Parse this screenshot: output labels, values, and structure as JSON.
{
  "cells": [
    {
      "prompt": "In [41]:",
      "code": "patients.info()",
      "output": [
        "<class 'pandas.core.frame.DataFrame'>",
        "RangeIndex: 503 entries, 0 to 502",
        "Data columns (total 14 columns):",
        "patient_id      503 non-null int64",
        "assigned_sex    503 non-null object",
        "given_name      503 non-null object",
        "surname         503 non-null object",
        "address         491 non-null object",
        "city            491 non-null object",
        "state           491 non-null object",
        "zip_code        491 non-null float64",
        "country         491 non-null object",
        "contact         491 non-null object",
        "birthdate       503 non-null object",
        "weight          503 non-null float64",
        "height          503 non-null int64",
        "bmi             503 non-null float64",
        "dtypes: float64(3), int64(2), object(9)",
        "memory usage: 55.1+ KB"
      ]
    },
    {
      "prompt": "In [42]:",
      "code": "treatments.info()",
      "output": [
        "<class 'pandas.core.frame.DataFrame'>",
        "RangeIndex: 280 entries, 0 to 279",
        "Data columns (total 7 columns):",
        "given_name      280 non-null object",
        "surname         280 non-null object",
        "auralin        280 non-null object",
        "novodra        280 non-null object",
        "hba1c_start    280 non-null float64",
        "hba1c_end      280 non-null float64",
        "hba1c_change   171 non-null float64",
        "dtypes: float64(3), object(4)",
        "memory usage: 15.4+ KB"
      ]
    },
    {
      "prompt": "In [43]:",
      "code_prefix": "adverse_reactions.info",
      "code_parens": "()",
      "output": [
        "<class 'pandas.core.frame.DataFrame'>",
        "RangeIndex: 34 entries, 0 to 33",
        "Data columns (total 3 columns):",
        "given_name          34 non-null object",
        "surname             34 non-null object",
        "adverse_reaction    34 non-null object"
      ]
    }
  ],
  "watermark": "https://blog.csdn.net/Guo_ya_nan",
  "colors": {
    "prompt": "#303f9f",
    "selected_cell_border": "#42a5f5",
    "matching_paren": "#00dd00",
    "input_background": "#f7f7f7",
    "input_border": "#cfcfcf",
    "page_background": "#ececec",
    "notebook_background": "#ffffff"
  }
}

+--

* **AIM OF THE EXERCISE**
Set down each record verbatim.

* **ANSWER SECTION**
Parse this screenshot: output labels, values, and structure as JSON.
{
  "cells": [
    {
      "prompt": "In [41]:",
      "code": "patients.info()",
      "output": [
        "<class 'pandas.core.frame.DataFrame'>",
        "RangeIndex: 503 entries, 0 to 502",
        "Data columns (total 14 columns):",
        "patient_id      503 non-null int64",
        "assigned_sex    503 non-null object",
        "given_name      503 non-null object",
        "surname         503 non-null object",
        "address         491 non-null object",
        "city            491 non-null object",
        "state           491 non-null object",
        "zip_code        491 non-null float64",
        "country         491 non-null object",
        "contact         491 non-null object",
        "birthdate       503 non-null object",
        "weight          503 non-null float64",
        "height          503 non-null int64",
        "bmi             503 non-null float64",
        "dtypes: float64(3), int64(2), object(9)",
        "memory usage: 55.1+ KB"
      ]
    },
    {
      "prompt": "In [42]:",
      "code": "treatments.info()",
      "output": [
        "<class 'pandas.core.frame.DataFrame'>",
        "RangeIndex: 280 entries, 0 to 279",
        "Data columns (total 7 columns):",
        "given_name      280 non-null object",
        "surname         280 non-null object",
        "auralin        280 non-null object",
        "novodra        280 non-null object",
        "hba1c_start    280 non-null float64",
        "hba1c_end      280 non-null float64",
        "hba1c_change   171 non-null float64",
        "dtypes: float64(3), object(4)",
        "memory usage: 15.4+ KB"
      ]
    },
    {
      "prompt": "In [43]:",
      "code_prefix": "adverse_reactions.info",
      "code_parens": "()",
      "output": [
        "<class 'pandas.core.frame.DataFrame'>",
        "RangeIndex: 34 entries, 0 to 33",
        "Data columns (total 3 columns):",
        "given_name          34 non-null object",
        "surname             34 non-null object",
        "adverse_reaction    34 non-null object"
      ]
    }
  ],
  "watermark": "https://blog.csdn.net/Guo_ya_nan",
  "colors": {
    "prompt": "#303f9f",
    "selected_cell_border": "#42a5f5",
    "matching_paren": "#00dd00",
    "input_background": "#f7f7f7",
    "input_border": "#cfcfcf",
    "page_background": "#ececec",
    "notebook_background": "#ffffff"
  }
}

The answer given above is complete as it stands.